◆ Aim of the exercise
Every entry must appear in the answer exactly as it does here.

◆ Information supplied
>>
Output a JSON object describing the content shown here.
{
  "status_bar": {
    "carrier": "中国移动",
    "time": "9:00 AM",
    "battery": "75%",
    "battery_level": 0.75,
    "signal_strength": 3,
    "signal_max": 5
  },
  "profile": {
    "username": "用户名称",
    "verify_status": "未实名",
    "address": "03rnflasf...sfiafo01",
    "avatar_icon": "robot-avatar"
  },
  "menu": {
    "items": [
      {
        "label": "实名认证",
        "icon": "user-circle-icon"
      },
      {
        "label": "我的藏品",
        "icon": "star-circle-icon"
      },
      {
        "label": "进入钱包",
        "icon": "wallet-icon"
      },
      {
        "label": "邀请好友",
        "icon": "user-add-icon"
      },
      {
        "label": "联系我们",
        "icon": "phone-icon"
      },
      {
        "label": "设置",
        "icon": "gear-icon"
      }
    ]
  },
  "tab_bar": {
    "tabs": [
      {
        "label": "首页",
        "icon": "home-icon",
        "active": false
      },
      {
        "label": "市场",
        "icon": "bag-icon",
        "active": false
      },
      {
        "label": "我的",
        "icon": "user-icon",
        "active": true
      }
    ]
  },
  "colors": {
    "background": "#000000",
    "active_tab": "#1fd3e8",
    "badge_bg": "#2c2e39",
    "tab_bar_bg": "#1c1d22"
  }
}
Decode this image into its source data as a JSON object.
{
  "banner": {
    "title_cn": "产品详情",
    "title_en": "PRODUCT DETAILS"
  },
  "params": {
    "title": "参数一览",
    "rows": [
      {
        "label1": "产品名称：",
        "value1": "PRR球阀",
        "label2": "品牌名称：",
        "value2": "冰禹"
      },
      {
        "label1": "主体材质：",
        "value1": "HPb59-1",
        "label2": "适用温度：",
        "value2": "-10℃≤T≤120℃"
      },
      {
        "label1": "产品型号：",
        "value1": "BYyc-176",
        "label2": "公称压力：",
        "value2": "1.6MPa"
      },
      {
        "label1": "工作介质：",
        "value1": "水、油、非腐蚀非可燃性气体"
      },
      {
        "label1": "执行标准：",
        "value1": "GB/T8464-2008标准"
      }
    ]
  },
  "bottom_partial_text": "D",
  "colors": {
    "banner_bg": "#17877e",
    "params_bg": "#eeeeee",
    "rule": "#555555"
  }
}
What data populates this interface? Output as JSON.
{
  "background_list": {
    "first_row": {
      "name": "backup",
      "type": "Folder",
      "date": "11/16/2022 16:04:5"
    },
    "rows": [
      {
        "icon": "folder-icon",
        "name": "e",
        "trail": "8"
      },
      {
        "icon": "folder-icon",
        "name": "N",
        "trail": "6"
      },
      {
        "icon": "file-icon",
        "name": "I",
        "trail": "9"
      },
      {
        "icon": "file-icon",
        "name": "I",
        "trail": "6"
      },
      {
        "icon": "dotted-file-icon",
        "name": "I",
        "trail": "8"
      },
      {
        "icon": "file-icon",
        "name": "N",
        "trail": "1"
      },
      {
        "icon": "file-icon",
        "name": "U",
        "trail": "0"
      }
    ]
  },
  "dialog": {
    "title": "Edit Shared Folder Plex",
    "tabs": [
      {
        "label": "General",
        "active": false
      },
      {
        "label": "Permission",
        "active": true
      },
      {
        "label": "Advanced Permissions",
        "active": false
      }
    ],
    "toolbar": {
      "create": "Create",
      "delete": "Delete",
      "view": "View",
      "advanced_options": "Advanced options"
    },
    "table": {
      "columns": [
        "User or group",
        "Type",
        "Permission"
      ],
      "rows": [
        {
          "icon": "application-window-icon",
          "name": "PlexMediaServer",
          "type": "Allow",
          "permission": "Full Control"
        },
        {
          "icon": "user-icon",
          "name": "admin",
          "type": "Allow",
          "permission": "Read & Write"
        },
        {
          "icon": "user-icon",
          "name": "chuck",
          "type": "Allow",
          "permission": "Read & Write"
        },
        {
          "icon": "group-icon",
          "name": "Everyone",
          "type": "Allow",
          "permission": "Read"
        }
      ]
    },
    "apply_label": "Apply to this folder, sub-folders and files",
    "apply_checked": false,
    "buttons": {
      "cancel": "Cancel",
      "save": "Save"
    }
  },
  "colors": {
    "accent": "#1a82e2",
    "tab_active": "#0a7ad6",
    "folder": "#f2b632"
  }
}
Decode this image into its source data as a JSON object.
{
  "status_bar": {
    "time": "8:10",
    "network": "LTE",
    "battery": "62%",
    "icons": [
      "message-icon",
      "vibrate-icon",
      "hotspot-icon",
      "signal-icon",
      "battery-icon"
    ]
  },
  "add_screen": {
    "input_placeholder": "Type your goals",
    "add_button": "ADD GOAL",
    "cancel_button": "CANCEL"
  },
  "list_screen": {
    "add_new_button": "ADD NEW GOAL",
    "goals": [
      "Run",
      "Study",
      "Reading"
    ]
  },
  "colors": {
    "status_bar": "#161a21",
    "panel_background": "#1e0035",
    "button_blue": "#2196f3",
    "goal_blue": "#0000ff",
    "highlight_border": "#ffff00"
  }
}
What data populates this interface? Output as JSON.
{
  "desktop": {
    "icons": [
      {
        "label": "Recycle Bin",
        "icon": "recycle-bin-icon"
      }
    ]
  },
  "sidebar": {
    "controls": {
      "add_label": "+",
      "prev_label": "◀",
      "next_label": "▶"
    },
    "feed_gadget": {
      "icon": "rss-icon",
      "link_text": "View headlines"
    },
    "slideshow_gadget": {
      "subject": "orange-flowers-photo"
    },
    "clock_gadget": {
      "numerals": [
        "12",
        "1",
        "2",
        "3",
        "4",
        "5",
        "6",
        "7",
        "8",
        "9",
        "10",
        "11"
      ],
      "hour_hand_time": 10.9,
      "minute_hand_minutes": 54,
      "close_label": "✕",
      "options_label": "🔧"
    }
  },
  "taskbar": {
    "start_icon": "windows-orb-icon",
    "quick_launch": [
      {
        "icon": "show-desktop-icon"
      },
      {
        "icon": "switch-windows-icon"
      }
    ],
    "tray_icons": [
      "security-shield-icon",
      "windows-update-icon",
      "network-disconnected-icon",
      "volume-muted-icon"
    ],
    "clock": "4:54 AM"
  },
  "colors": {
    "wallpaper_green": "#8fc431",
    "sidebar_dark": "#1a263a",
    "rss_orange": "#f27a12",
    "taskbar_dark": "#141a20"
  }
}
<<
◆ Solution to this problem
Output a JSON object describing the content shown here.
{
  "status_bar": {
    "carrier": "中国移动",
    "time": "9:00 AM",
    "battery": "75%",
    "battery_level": 0.75,
    "signal_strength": 3,
    "signal_max": 5
  },
  "profile": {
    "username": "用户名称",
    "verify_status": "未实名",
    "address": "03rnflasf...sfiafo01",
    "avatar_icon": "robot-avatar"
  },
  "menu": {
    "items": [
      {
        "label": "实名认证",
        "icon": "user-circle-icon"
      },
      {
        "label": "我的藏品",
        "icon": "star-circle-icon"
      },
      {
        "label": "进入钱包",
        "icon": "wallet-icon"
      },
      {
        "label": "邀请好友",
        "icon": "user-add-icon"
      },
      {
        "label": "联系我们",
        "icon": "phone-icon"
      },
      {
        "label": "设置",
        "icon": "gear-icon"
      }
    ]
  },
  "tab_bar": {
    "tabs": [
      {
        "label": "首页",
        "icon": "home-icon",
        "active": false
      },
      {
        "label": "市场",
        "icon": "bag-icon",
        "active": false
      },
      {
        "label": "我的",
        "icon": "user-icon",
        "active": true
      }
    ]
  },
  "colors": {
    "background": "#000000",
    "active_tab": "#1fd3e8",
    "badge_bg": "#2c2e39",
    "tab_bar_bg": "#1c1d22"
  }
}
Decode this image into its source data as a JSON object.
{
  "banner": {
    "title_cn": "产品详情",
    "title_en": "PRODUCT DETAILS"
  },
  "params": {
    "title": "参数一览",
    "rows": [
      {
        "label1": "产品名称：",
        "value1": "PRR球阀",
        "label2": "品牌名称：",
        "value2": "冰禹"
      },
      {
        "label1": "主体材质：",
        "value1": "HPb59-1",
        "label2": "适用温度：",
        "value2": "-10℃≤T≤120℃"
      },
      {
        "label1": "产品型号：",
        "value1": "BYyc-176",
        "label2": "公称压力：",
        "value2": "1.6MPa"
      },
      {
        "label1": "工作介质：",
        "value1": "水、油、非腐蚀非可燃性气体"
      },
      {
        "label1": "执行标准：",
        "value1": "GB/T8464-2008标准"
      }
    ]
  },
  "bottom_partial_text": "D",
  "colors": {
    "banner_bg": "#17877e",
    "params_bg": "#eeeeee",
    "rule": "#555555"
  }
}
What data populates this interface? Output as JSON.
{
  "background_list": {
    "first_row": {
      "name": "backup",
      "type": "Folder",
      "date": "11/16/2022 16:04:5"
    },
    "rows": [
      {
        "icon": "folder-icon",
        "name": "e",
        "trail": "8"
      },
      {
        "icon": "folder-icon",
        "name": "N",
        "trail": "6"
      },
      {
        "icon": "file-icon",
        "name": "I",
        "trail": "9"
      },
      {
        "icon": "file-icon",
        "name": "I",
        "trail": "6"
      },
      {
        "icon": "dotted-file-icon",
        "name": "I",
        "trail": "8"
      },
      {
        "icon": "file-icon",
        "name": "N",
        "trail": "1"
      },
      {
        "icon": "file-icon",
        "name": "U",
        "trail": "0"
      }
    ]
  },
  "dialog": {
    "title": "Edit Shared Folder Plex",
    "tabs": [
      {
        "label": "General",
        "active": false
      },
      {
        "label": "Permission",
        "active": true
      },
      {
        "label": "Advanced Permissions",
        "active": false
      }
    ],
    "toolbar": {
      "create": "Create",
      "delete": "Delete",
      "view": "View",
      "advanced_options": "Advanced options"
    },
    "table": {
      "columns": [
        "User or group",
        "Type",
        "Permission"
      ],
      "rows": [
        {
          "icon": "application-window-icon",
          "name": "PlexMediaServer",
          "type": "Allow",
          "permission": "Full Control"
        },
        {
          "icon": "user-icon",
          "name": "admin",
          "type": "Allow",
          "permission": "Read & Write"
        },
        {
          "icon": "user-icon",
          "name": "chuck",
          "type": "Allow",
          "permission": "Read & Write"
        },
        {
          "icon": "group-icon",
          "name": "Everyone",
          "type": "Allow",
          "permission": "Read"
        }
      ]
    },
    "apply_label": "Apply to this folder, sub-folders and files",
    "apply_checked": false,
    "buttons": {
      "cancel": "Cancel",
      "save": "Save"
    }
  },
  "colors": {
    "accent": "#1a82e2",
    "tab_active": "#0a7ad6",
    "folder": "#f2b632"
  }
}
Decode this image into its source data as a JSON object.
{
  "status_bar": {
    "time": "8:10",
    "network": "LTE",
    "battery": "62%",
    "icons": [
      "message-icon",
      "vibrate-icon",
      "hotspot-icon",
      "signal-icon",
      "battery-icon"
    ]
  },
  "add_screen": {
    "input_placeholder": "Type your goals",
    "add_button": "ADD GOAL",
    "cancel_button": "CANCEL"
  },
  "list_screen": {
    "add_new_button": "ADD NEW GOAL",
    "goals": [
      "Run",
      "Study",
      "Reading"
    ]
  },
  "colors": {
    "status_bar": "#161a21",
    "panel_background": "#1e0035",
    "button_blue": "#2196f3",
    "goal_blue": "#0000ff",
    "highlight_border": "#ffff00"
  }
}
What data populates this interface? Output as JSON.
{
  "desktop": {
    "icons": [
      {
        "label": "Recycle Bin",
        "icon": "recycle-bin-icon"
      }
    ]
  },
  "sidebar": {
    "controls": {
      "add_label": "+",
      "prev_label": "◀",
      "next_label": "▶"
    },
    "feed_gadget": {
      "icon": "rss-icon",
      "link_text": "View headlines"
    },
    "slideshow_gadget": {
      "subject": "orange-flowers-photo"
    },
    "clock_gadget": {
      "numerals": [
        "12",
        "1",
        "2",
        "3",
        "4",
        "5",
        "6",
        "7",
        "8",
        "9",
        "10",
        "11"
      ],
      "hour_hand_time": 10.9,
      "minute_hand_minutes": 54,
      "close_label": "✕",
      "options_label": "🔧"
    }
  },
  "taskbar": {
    "start_icon": "windows-orb-icon",
    "quick_launch": [
      {
        "icon": "show-desktop-icon"
      },
      {
        "icon": "switch-windows-icon"
      }
    ],
    "tray_icons": [
      "security-shield-icon",
      "windows-update-icon",
      "network-disconnected-icon",
      "volume-muted-icon"
    ],
    "clock": "4:54 AM"
  },
  "colors": {
    "wallpaper_green": "#8fc431",
    "sidebar_dark": "#1a263a",
    "rss_orange": "#f27a12",
    "taskbar_dark": "#141a20"
  }
}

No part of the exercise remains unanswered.